• [MATERIAL FOR THE TASK]
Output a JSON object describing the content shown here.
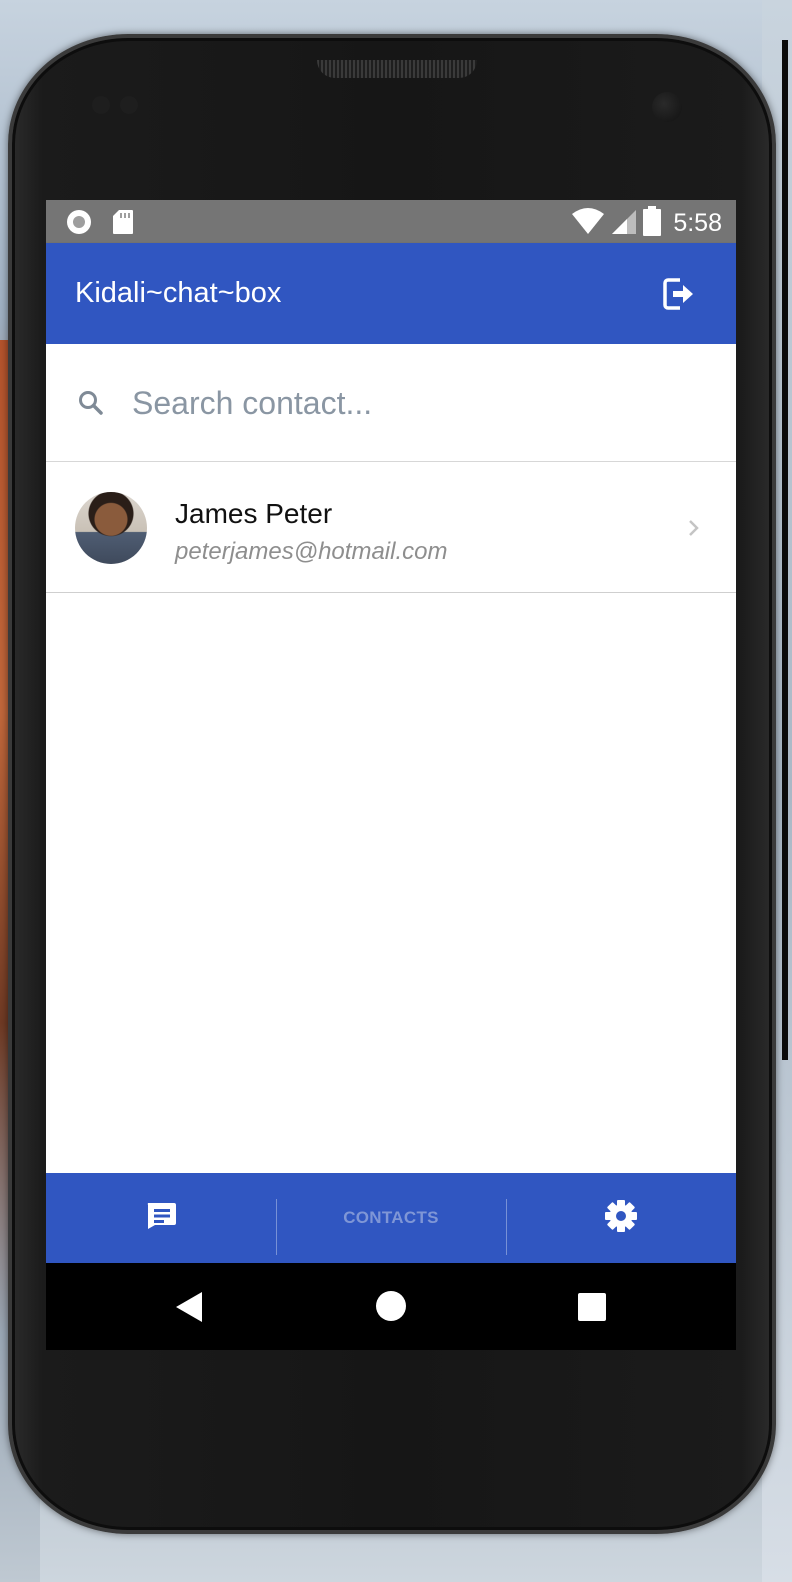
{
  "status_bar": {
    "time": "5:58"
  },
  "app_bar": {
    "title": "Kidali~chat~box"
  },
  "search": {
    "placeholder": "Search contact...",
    "value": ""
  },
  "contacts": [
    {
      "name": "James Peter",
      "email": "peterjames@hotmail.com"
    }
  ],
  "tabs": [
    {
      "label": "",
      "icon": "chat-icon"
    },
    {
      "label": "CONTACTS"
    },
    {
      "label": "",
      "icon": "gear-icon"
    }
  ],
  "colors": {
    "primary": "#3056c1",
    "status_bar": "#757575",
    "inactive_tab_text": "#7f96d6"
  }
}
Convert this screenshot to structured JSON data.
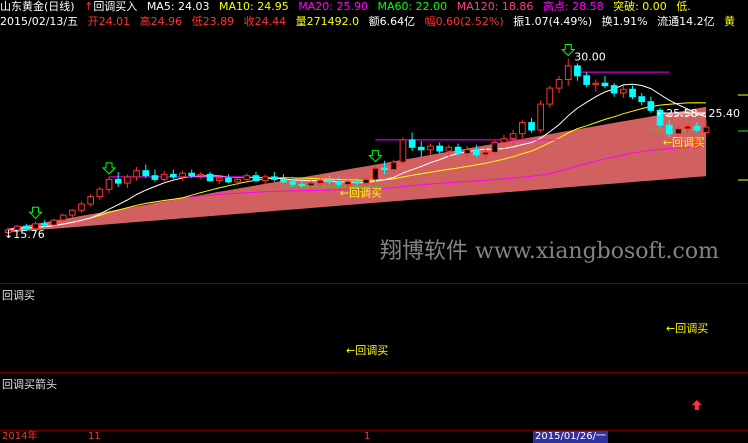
{
  "header": {
    "title": "山东黄金(日线)",
    "indicator": "回调买入",
    "ma5": "MA5: 24.03",
    "ma10": "MA10: 24.95",
    "ma20": "MA20: 25.90",
    "ma60": "MA60: 22.00",
    "ma120": "MA120: 18.86",
    "high_label": "高点: 28.58",
    "breakout_label": "突破: 0.00",
    "low_label": "低.",
    "date": "2015/02/13/五",
    "open": "开24.01",
    "high": "高24.96",
    "low": "低23.89",
    "close": "收24.44",
    "volume": "量271492.0",
    "amount": "额6.64亿",
    "change": "幅0.60(2.52%)",
    "amplitude": "振1.07(4.49%)",
    "turnover": "换1.91%",
    "float_cap": "流通14.2亿",
    "color_word": "黄"
  },
  "colors": {
    "up": "#ff3232",
    "down": "#00ffff",
    "ma5": "#ffffff",
    "ma10": "#ffff00",
    "ma20": "#ff00ff",
    "ma60": "#00ff00",
    "ma120": "#ff4080"
  },
  "watermark": "翔博软件 www.xiangbosoft.com",
  "annotations": {
    "peak_price": "30.00",
    "low_price": "15.76",
    "range_text": "25.58 - 25.40",
    "signal_label_1": "←回调买",
    "signal_label_2": "←回调买"
  },
  "pane2": {
    "label": "回调买",
    "signal_1": "←回调买",
    "signal_2": "←回调买"
  },
  "pane3": {
    "label": "回调买箭头"
  },
  "axis": {
    "t0": "2014年",
    "t1": "11",
    "t2": "1",
    "t3": "2015/01/26/一"
  },
  "chart_data": {
    "type": "candlestick",
    "candles": [
      {
        "o": 15.9,
        "h": 16.3,
        "l": 15.76,
        "c": 16.1
      },
      {
        "o": 16.1,
        "h": 16.5,
        "l": 15.9,
        "c": 16.4
      },
      {
        "o": 16.4,
        "h": 16.6,
        "l": 16.0,
        "c": 16.2
      },
      {
        "o": 16.2,
        "h": 16.8,
        "l": 16.0,
        "c": 16.6
      },
      {
        "o": 16.6,
        "h": 16.9,
        "l": 16.3,
        "c": 16.5
      },
      {
        "o": 16.5,
        "h": 17.0,
        "l": 16.4,
        "c": 16.9
      },
      {
        "o": 16.9,
        "h": 17.4,
        "l": 16.8,
        "c": 17.3
      },
      {
        "o": 17.3,
        "h": 17.8,
        "l": 17.1,
        "c": 17.7
      },
      {
        "o": 17.7,
        "h": 18.4,
        "l": 17.5,
        "c": 18.2
      },
      {
        "o": 18.2,
        "h": 19.0,
        "l": 18.0,
        "c": 18.8
      },
      {
        "o": 18.8,
        "h": 19.6,
        "l": 18.5,
        "c": 19.4
      },
      {
        "o": 19.4,
        "h": 20.4,
        "l": 19.1,
        "c": 20.2
      },
      {
        "o": 20.2,
        "h": 20.8,
        "l": 19.6,
        "c": 19.9
      },
      {
        "o": 19.9,
        "h": 20.6,
        "l": 19.5,
        "c": 20.4
      },
      {
        "o": 20.4,
        "h": 21.2,
        "l": 20.1,
        "c": 20.9
      },
      {
        "o": 20.9,
        "h": 21.4,
        "l": 20.3,
        "c": 20.5
      },
      {
        "o": 20.5,
        "h": 21.0,
        "l": 20.0,
        "c": 20.2
      },
      {
        "o": 20.2,
        "h": 20.9,
        "l": 19.9,
        "c": 20.6
      },
      {
        "o": 20.6,
        "h": 21.0,
        "l": 20.2,
        "c": 20.4
      },
      {
        "o": 20.4,
        "h": 20.9,
        "l": 20.1,
        "c": 20.7
      },
      {
        "o": 20.7,
        "h": 21.0,
        "l": 20.3,
        "c": 20.5
      },
      {
        "o": 20.5,
        "h": 20.8,
        "l": 20.2,
        "c": 20.6
      },
      {
        "o": 20.6,
        "h": 20.8,
        "l": 20.0,
        "c": 20.1
      },
      {
        "o": 20.1,
        "h": 20.5,
        "l": 19.8,
        "c": 20.3
      },
      {
        "o": 20.3,
        "h": 20.6,
        "l": 19.9,
        "c": 20.0
      },
      {
        "o": 20.0,
        "h": 20.4,
        "l": 19.7,
        "c": 20.2
      },
      {
        "o": 20.2,
        "h": 20.7,
        "l": 19.9,
        "c": 20.5
      },
      {
        "o": 20.5,
        "h": 20.8,
        "l": 20.0,
        "c": 20.1
      },
      {
        "o": 20.1,
        "h": 20.6,
        "l": 19.8,
        "c": 20.4
      },
      {
        "o": 20.4,
        "h": 20.8,
        "l": 20.0,
        "c": 20.2
      },
      {
        "o": 20.2,
        "h": 20.6,
        "l": 19.9,
        "c": 20.0
      },
      {
        "o": 20.0,
        "h": 20.4,
        "l": 19.6,
        "c": 19.8
      },
      {
        "o": 19.8,
        "h": 20.2,
        "l": 19.5,
        "c": 19.7
      },
      {
        "o": 19.7,
        "h": 20.1,
        "l": 19.4,
        "c": 19.9
      },
      {
        "o": 19.9,
        "h": 20.3,
        "l": 19.6,
        "c": 20.1
      },
      {
        "o": 20.1,
        "h": 20.5,
        "l": 19.8,
        "c": 20.0
      },
      {
        "o": 20.0,
        "h": 20.4,
        "l": 19.6,
        "c": 19.8
      },
      {
        "o": 19.8,
        "h": 20.2,
        "l": 19.5,
        "c": 20.0
      },
      {
        "o": 20.0,
        "h": 20.3,
        "l": 19.7,
        "c": 19.9
      },
      {
        "o": 19.9,
        "h": 20.4,
        "l": 19.7,
        "c": 20.2
      },
      {
        "o": 20.2,
        "h": 21.4,
        "l": 20.0,
        "c": 21.1
      },
      {
        "o": 21.1,
        "h": 21.7,
        "l": 20.6,
        "c": 21.0
      },
      {
        "o": 21.0,
        "h": 21.8,
        "l": 20.7,
        "c": 21.6
      },
      {
        "o": 21.6,
        "h": 23.6,
        "l": 21.4,
        "c": 23.4
      },
      {
        "o": 23.4,
        "h": 24.0,
        "l": 22.5,
        "c": 22.8
      },
      {
        "o": 22.8,
        "h": 23.3,
        "l": 22.0,
        "c": 22.6
      },
      {
        "o": 22.6,
        "h": 23.1,
        "l": 22.2,
        "c": 22.9
      },
      {
        "o": 22.9,
        "h": 23.2,
        "l": 22.3,
        "c": 22.5
      },
      {
        "o": 22.5,
        "h": 23.0,
        "l": 22.0,
        "c": 22.8
      },
      {
        "o": 22.8,
        "h": 23.1,
        "l": 22.1,
        "c": 22.3
      },
      {
        "o": 22.3,
        "h": 22.9,
        "l": 21.9,
        "c": 22.6
      },
      {
        "o": 22.6,
        "h": 23.0,
        "l": 22.0,
        "c": 22.2
      },
      {
        "o": 22.2,
        "h": 22.8,
        "l": 21.8,
        "c": 22.4
      },
      {
        "o": 22.4,
        "h": 23.4,
        "l": 22.2,
        "c": 23.2
      },
      {
        "o": 23.2,
        "h": 23.8,
        "l": 22.7,
        "c": 23.5
      },
      {
        "o": 23.5,
        "h": 24.2,
        "l": 23.0,
        "c": 23.9
      },
      {
        "o": 23.9,
        "h": 25.0,
        "l": 23.5,
        "c": 24.8
      },
      {
        "o": 24.8,
        "h": 25.2,
        "l": 24.0,
        "c": 24.2
      },
      {
        "o": 24.2,
        "h": 26.6,
        "l": 24.0,
        "c": 26.3
      },
      {
        "o": 26.3,
        "h": 27.8,
        "l": 26.0,
        "c": 27.6
      },
      {
        "o": 27.6,
        "h": 28.6,
        "l": 27.2,
        "c": 28.3
      },
      {
        "o": 28.3,
        "h": 30.0,
        "l": 27.8,
        "c": 29.4
      },
      {
        "o": 29.4,
        "h": 29.6,
        "l": 28.2,
        "c": 28.6
      },
      {
        "o": 28.6,
        "h": 28.9,
        "l": 27.7,
        "c": 27.9
      },
      {
        "o": 27.9,
        "h": 28.3,
        "l": 27.3,
        "c": 28.0
      },
      {
        "o": 28.0,
        "h": 28.6,
        "l": 27.6,
        "c": 27.8
      },
      {
        "o": 27.8,
        "h": 28.0,
        "l": 26.9,
        "c": 27.2
      },
      {
        "o": 27.2,
        "h": 27.8,
        "l": 26.8,
        "c": 27.5
      },
      {
        "o": 27.5,
        "h": 27.8,
        "l": 26.7,
        "c": 26.9
      },
      {
        "o": 26.9,
        "h": 27.2,
        "l": 26.2,
        "c": 26.5
      },
      {
        "o": 26.5,
        "h": 26.9,
        "l": 25.6,
        "c": 25.8
      },
      {
        "o": 25.8,
        "h": 26.0,
        "l": 24.4,
        "c": 24.6
      },
      {
        "o": 24.6,
        "h": 25.0,
        "l": 23.6,
        "c": 23.9
      },
      {
        "o": 23.9,
        "h": 24.6,
        "l": 23.6,
        "c": 24.3
      },
      {
        "o": 24.3,
        "h": 24.7,
        "l": 23.9,
        "c": 24.5
      },
      {
        "o": 24.5,
        "h": 24.8,
        "l": 24.0,
        "c": 24.2
      },
      {
        "o": 24.01,
        "h": 24.96,
        "l": 23.89,
        "c": 24.44
      }
    ],
    "ylim": [
      13.5,
      31.5
    ],
    "peak": 30.0,
    "trough": 15.76,
    "range_top": 25.58,
    "range_bottom": 25.4,
    "buy_signal_idx": [
      3,
      11,
      40,
      61
    ],
    "callback_buy_idx": [
      37,
      75
    ],
    "arrow_up_idx": [
      75
    ]
  }
}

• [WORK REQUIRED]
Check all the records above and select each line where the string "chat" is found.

• [RESPONSE TO THE TASK]
    "title": "Kidali~chat~box"
      "icon": "chat-icon"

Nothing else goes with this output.